SOAP and MQ
You don’t need to be particularly technically proficient to know that SOAP and MQ are compatible solutions to related problems. That our vendors chose to spend hours arguing the relative merits of their preferred technologies remains a bit of a mystery to me; this should have been treated as a technical problem which needed to be solved, not as an issue to dispute.
The disagreement about DTDs, on the other hand, had some substance.
In the end, my boss told both teams he was agnostic about the solution. Then he reminded them we were paying them a lot of money to reach an agreement.
I’ve mentioned before that the web app we are rolling out was developed by two vendor teams working on parallel projects. One vendor was adapting an existing document management application to meet our specific needs, while the other vendor had agreed to build a web-based alternate front end on that app. The web app was organizationally an IT project and had an IT project manager. Meantime, the internal system was (is) wholly owned by our department; that PM, Mel, was my immediate supervisor. The resulting multi-headed beast had four actual PMs (counting the vendor folks); the poor critter was never healthy.
At this point I need to remind my readers that the app I’m calling “the back end” is actually a fully-functional production application with a GUI user interface. Only from the web developers’ perspective is this a back end; in the office, it’s a document processing system which keeps 20 employees busy.
Even before the contracts were signed, it was clear that there was a serious design disconnect: The back end vendor’s product used SOAP to communicate with the world, while the web team was committed to using MQ for a transport mechanism. Each team was adamant that their method was preferable, that (their) corporate headquarters was committed to that solution, and insistent that the other team should change. Bad sign, folks. Regardless, both teams made it clear that the disagreement wasn’t fatal; while each solution has technical advantages (and disadvantages), the only design reason not to build a hybrid system was the extra interface layer, and the potential complications resulting from that.

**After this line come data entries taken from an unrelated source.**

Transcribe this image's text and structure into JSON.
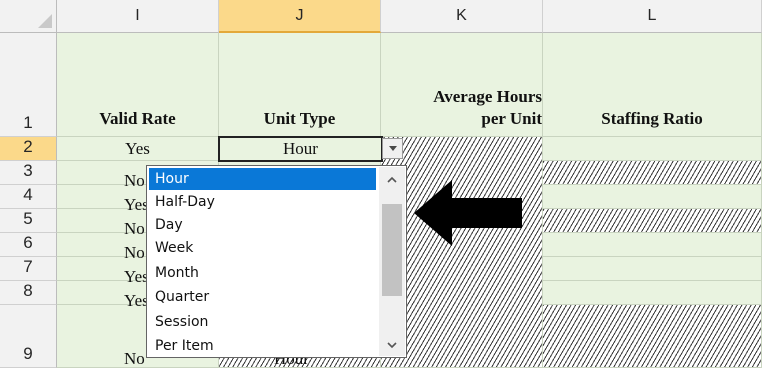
{
  "columns": [
    "I",
    "J",
    "K",
    "L"
  ],
  "rows": [
    "1",
    "2",
    "3",
    "4",
    "5",
    "6",
    "7",
    "8",
    "9"
  ],
  "header_row": {
    "valid_rate": "Valid Rate",
    "unit_type": "Unit Type",
    "avg_hours_line1": "Average Hours",
    "avg_hours_line2": "per Unit",
    "staffing_ratio": "Staffing Ratio"
  },
  "valid_rate_values": [
    "Yes",
    "No",
    "Yes",
    "No",
    "No",
    "Yes",
    "Yes",
    "No"
  ],
  "unit_type_value": "Hour",
  "row9_unit_type_partial": "Hour",
  "dropdown": {
    "options": [
      "Hour",
      "Half-Day",
      "Day",
      "Week",
      "Month",
      "Quarter",
      "Session",
      "Per Item"
    ],
    "selected": "Hour"
  },
  "colors": {
    "cell_fill": "#e9f3e0",
    "selected_header": "#fbd98a",
    "highlight": "#0a78d7"
  },
  "icons": [
    "dropdown-arrow-icon",
    "scroll-up-icon",
    "scroll-down-icon",
    "left-arrow-icon"
  ]
}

Shortly after the contracts were signed, we hosted a teleconference so the teams could begin to agree on solving the interface problem. The back end vendor wasn’t ready to share the SOAP interface spec, and the web vendor really needed to begin work–so the IT PM authorized the web team to start design development without a full interface spec. In restrospect, this was likely the worst of our mistakes on this project. I suspected it at the time….
The back end vendor’s development team works together in a single office far from Michigan, while the web team was an assembly of talents who live all over the country; while most would touch base in Lansing fairly regularly, they worked at home. This was not conducive to communications; rather than call the other team to resolve differences, they’d call Mel (or me) and complain. So we scheduled long teleconferences on Thursday afternoons; Mel and I (and occasionally Margie) would sit in and try to referee.

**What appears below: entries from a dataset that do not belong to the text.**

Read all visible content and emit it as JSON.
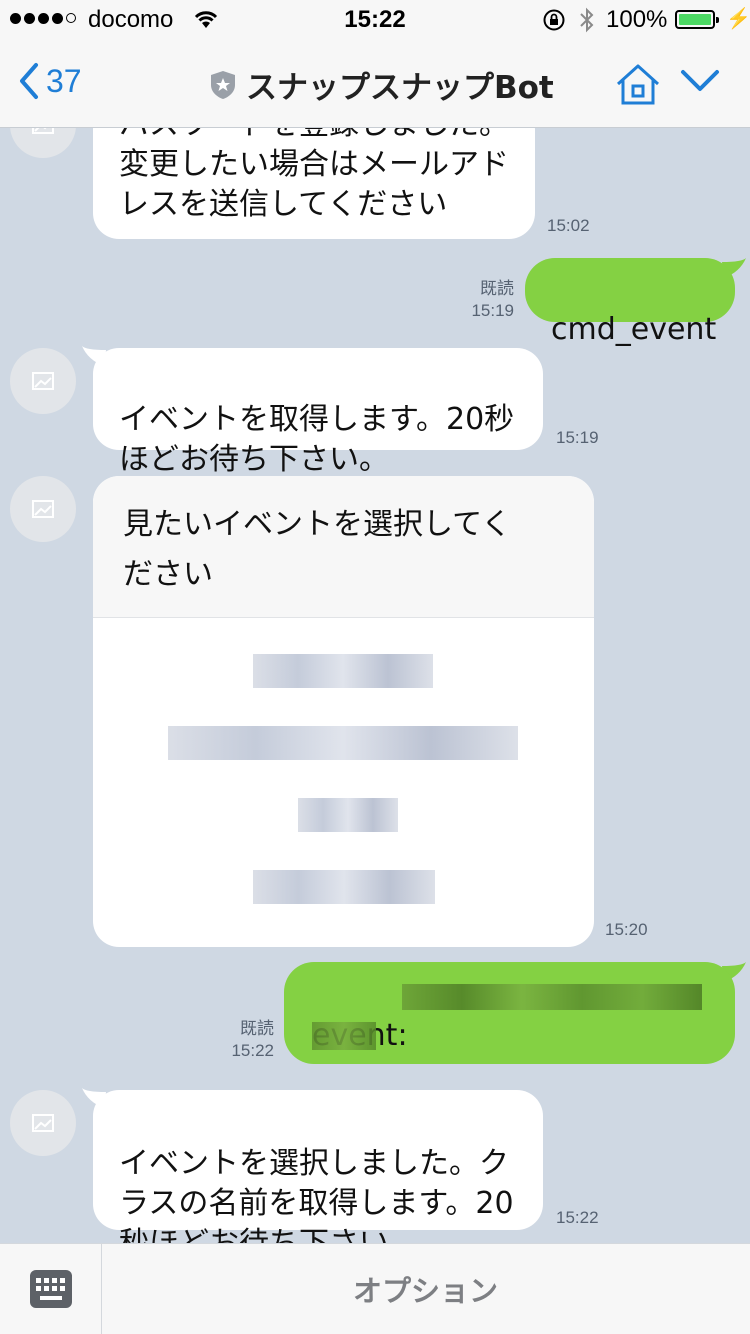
{
  "status_bar": {
    "carrier": "docomo",
    "time": "15:22",
    "battery": "100%"
  },
  "nav": {
    "back_count": "37",
    "title": "スナップスナップBot"
  },
  "messages": [
    {
      "side": "in",
      "text": "パスワードを登録しました。\n変更したい場合はメールアド\nレスを送信してください",
      "time": "15:02"
    },
    {
      "side": "out",
      "text": "cmd_event",
      "read": "既読",
      "time": "15:19"
    },
    {
      "side": "in",
      "text": "イベントを取得します。20秒\nほどお待ち下さい。",
      "time": "15:19"
    },
    {
      "side": "in",
      "card_title": "見たいイベントを選択してく\nださい",
      "time": "15:20"
    },
    {
      "side": "out",
      "text": "event:",
      "read": "既読",
      "time": "15:22"
    },
    {
      "side": "in",
      "text": "イベントを選択しました。ク\nラスの名前を取得します。20\n秒ほどお待ち下さい。",
      "time": "15:22"
    }
  ],
  "bottom": {
    "option_label": "オプション"
  },
  "colors": {
    "chat_bg": "#cfd8e3",
    "outgoing_bubble": "#84d143",
    "link_blue": "#1f7ed6"
  }
}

The methods dispute continued unabated. Every Thursday meeting would start with accusations, degenerate into name-calling, then to staking out incompatible positions. This would occupy the first 40 minutes or so; then Sean (the web team’s MQ/Web Services guru) would offer an opinion or ask a question and the real meeting would start. Within minutes they’d be past my technical competence, but it was generally clear when they were making progress and we were able to nudge them toward agreements, even when we couldn’t understand the issues. This is a terrible way to build something, but once we figured out the rhythm we learned how to work with it. (A word about Sean: He’s an obviously-brilliant geeky guy who speaks in tongues, stops to think in mid-sentence, and changes topics unexpectedly. Exasperating, but essential; we all learned to trust his opinions.)
One debate was never resolved to anyone’s satisfaction. The web team was fully convinced that the SOAP interface ought to have a fully-specified DTD, while the back end vendor was equally certain that this was a red herring. It was very much like they were talking about two different things called SOAP; the usual result was that the key players on each team talked right past each other, and wouldn’t acknowledge it. Very very strange days. Glad they’re past.
In the end, the issue was resolved when IT decided not to renew the contract of the web vendor, and took direct responsibility for the project. The politics mostly went away, and the technical issues became technical issues.
This remembrance was provoked by Kendall Grant Clark’s deconstruction of Tim Bray’s recent IETF memo offering a way to code what Clark (and apparently the XML community) calls “funny characters.” Clark’s case is built from this sentence in Bray’s essay: “For a variety of reasons, authors increasingly wish to avoid the use of DTDs, but still want to retain the convenience and readability of internal parsed entities.”
To me, this sounds a lot like the argument our vendors were having all summer in 2002.